So here I am in Muscat, Oman and I am going to talk about two of my favourite topics:
Health and Safety and toilets.
I can hear you groaning – but bear with me.
On the work front I am having an extremely frustrating time. I won’t go into that now but I will tell you about the toilets at the office I am working at.
They are clean and fresh but adorned with laminated Health and Safety posters advising people about how to wash your hands and warning about the dangers of spreading germs.
However, one of these posters has actually proved quite useful. Let me tell you why.
As you can probably imagine, Oman is a very hot country.
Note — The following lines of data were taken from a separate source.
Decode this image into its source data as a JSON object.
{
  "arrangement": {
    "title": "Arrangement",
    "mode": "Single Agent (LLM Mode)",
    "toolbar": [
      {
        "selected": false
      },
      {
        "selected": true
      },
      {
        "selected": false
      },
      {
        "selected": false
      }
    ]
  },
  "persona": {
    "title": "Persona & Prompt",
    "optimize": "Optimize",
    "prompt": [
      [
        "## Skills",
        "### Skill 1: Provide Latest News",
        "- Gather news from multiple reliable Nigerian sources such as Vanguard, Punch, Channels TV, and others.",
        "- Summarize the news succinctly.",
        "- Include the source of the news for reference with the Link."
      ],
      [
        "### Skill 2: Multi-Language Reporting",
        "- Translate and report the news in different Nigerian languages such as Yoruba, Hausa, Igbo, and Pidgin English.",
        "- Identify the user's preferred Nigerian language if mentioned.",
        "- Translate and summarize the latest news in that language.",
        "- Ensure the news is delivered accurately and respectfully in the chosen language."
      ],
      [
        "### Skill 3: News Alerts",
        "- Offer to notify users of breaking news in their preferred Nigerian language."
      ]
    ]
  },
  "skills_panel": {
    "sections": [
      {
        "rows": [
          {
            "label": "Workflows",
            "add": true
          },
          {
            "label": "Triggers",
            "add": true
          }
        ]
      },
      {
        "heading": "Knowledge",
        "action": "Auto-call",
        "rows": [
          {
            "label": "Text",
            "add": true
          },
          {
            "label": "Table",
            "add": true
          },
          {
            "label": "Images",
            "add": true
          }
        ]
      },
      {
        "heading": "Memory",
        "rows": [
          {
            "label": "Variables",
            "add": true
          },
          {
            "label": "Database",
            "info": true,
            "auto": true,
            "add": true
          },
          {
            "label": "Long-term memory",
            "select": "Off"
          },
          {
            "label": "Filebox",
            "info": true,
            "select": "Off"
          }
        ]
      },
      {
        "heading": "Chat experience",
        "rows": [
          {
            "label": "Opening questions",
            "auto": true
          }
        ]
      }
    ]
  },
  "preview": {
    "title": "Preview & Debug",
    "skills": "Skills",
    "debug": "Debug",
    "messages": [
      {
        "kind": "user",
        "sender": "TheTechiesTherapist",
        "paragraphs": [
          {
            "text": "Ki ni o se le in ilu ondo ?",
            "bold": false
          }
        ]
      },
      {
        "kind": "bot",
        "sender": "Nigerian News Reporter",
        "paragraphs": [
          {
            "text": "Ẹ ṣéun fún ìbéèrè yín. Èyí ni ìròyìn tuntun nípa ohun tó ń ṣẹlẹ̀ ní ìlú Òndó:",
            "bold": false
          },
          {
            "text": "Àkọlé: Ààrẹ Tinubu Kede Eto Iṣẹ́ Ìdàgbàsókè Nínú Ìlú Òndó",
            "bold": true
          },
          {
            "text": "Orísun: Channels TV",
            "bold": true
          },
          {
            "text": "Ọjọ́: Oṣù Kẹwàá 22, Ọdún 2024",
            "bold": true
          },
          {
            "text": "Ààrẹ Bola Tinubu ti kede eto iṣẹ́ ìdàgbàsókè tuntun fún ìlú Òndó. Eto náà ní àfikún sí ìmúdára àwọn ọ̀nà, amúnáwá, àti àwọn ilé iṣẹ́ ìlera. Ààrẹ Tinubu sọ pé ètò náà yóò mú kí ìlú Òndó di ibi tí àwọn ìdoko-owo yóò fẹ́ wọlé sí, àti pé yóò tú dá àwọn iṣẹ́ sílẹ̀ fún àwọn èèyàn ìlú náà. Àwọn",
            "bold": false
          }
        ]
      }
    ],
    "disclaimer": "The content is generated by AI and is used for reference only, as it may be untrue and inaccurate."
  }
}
At the moment it is quite bearable – a cool 28 °C – though earlier this week it crept up to 33 °C. I have heard a number of horror stories about exactly how hot it can get in the summer with temperatures reaching the dizzy heights of 45 to 50 °C. If that isn’t bad enough, Oman is also a very humid country which means the temperature and humidity combine to make life very unpleasant for locals and visitors alike.
All this means that we have the exact reverse of the UK when it comes to how to deal with the unpleasant weather.
In the UK, during winter, our cars are covered in frost and ice, so we start our cars, turn the heating up full blast and spend quite a few minutes de-icing the car. We then sometimes have to drive in gloves because the steering wheel is too cold.
Also, because it is cold and wet and miserable outside, we tend to stay indoors more in our lovely warm, heated and cosy homes. We rely heavily on our boilers, central heating and gas fires to keep us warm.
In Oman it is the complete opposite. In the summer, it is so hot outside that people rush out and start their cars, removing the heat deflectors from their windscreens and switching on their air conditioning up to full blast to turn their cars into mobile fridges. Sometimes the steering wheel is so hot that they have to wear gloves to drive until the car has cooled down.
Because it is so hot and humid outside, the people stay indoors in their cool and comfortable homes. They rely heavily on their air-conditioning to keep them cool.
I’ve heard stories about people walking for a few minutes outside and becoming absolutely drenched in sweat.
Which leads me back to the toilet poster.
Because it gets so hot and sweaty here, there is a very good chance of becoming dehydrated. The poster informs you that you must drink plenty of water and that you can tell exactly how dehydrated you are by the colour of your pee. And if you are not sure of that, there is a colour chart to show you.
Being a man it is easy to look down and see the hue of you urine. I would imagine that women have to wait until they have finished.
Once again, in order to bring this useful information to you, dear reader, I have risked humiliation and some very awkward questions to show you the colour chart.
Yes – that’s right. I have taken my camera into the Gents once more and taken a photo of it.
Here it is.
If you can’t read the catchy slogan – it says:
Healthy pee is 1 to 3. 4 to 8 you must hydrate.
And for once I find this useful because I am certainly not used to the temperatures.
Of course, the other posters that tell us exactly how to wash, lather and dry our hands are utterly ridiculous and an insult to those of us who have common sense.
I am here for a further two weeks and have to return again in April for another week. I just hope that I am not asked to come back when the temperature and humidity are unbearable.
I don’t want to have to check the colour chart in every toilet I visit.
And I am sure you are curious about whether I am hydrated or not.
Yes I am – falling comfortably in the 1 to 3 range.
I’ll bet you’re relieved to hear that, aren’t you?